Determine how many lines of this material contain "icon". Give only the number.

-----

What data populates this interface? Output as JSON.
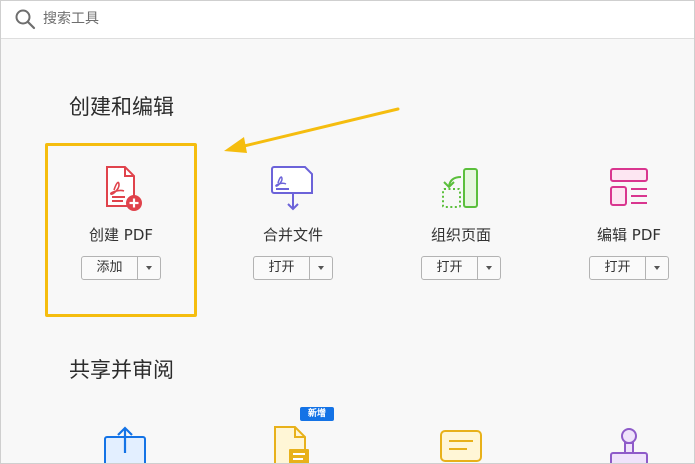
{
  "search": {
    "placeholder": "搜索工具",
    "icon": "search-icon"
  },
  "sections": {
    "create_edit": {
      "title": "创建和编辑"
    },
    "share_review": {
      "title": "共享并审阅"
    }
  },
  "tools": [
    {
      "label": "创建 PDF",
      "button": "添加",
      "icon": "create-pdf-icon",
      "color": "#e0434c"
    },
    {
      "label": "合并文件",
      "button": "打开",
      "icon": "combine-files-icon",
      "color": "#6c63d9"
    },
    {
      "label": "组织页面",
      "button": "打开",
      "icon": "organize-pages-icon",
      "color": "#5bbf3c"
    },
    {
      "label": "编辑 PDF",
      "button": "打开",
      "icon": "edit-pdf-icon",
      "color": "#d9368f"
    }
  ],
  "share_tools": [
    {
      "icon": "share-icon",
      "color": "#1473e6"
    },
    {
      "icon": "send-for-comments-icon",
      "color": "#e8b11a",
      "badge": "新增"
    },
    {
      "icon": "comment-icon",
      "color": "#e8b11a"
    },
    {
      "icon": "stamp-icon",
      "color": "#8e5bc9"
    }
  ],
  "colors": {
    "highlight": "#f5bd0f",
    "arrow": "#f5bd0f"
  }
}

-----

## Solution to this task
9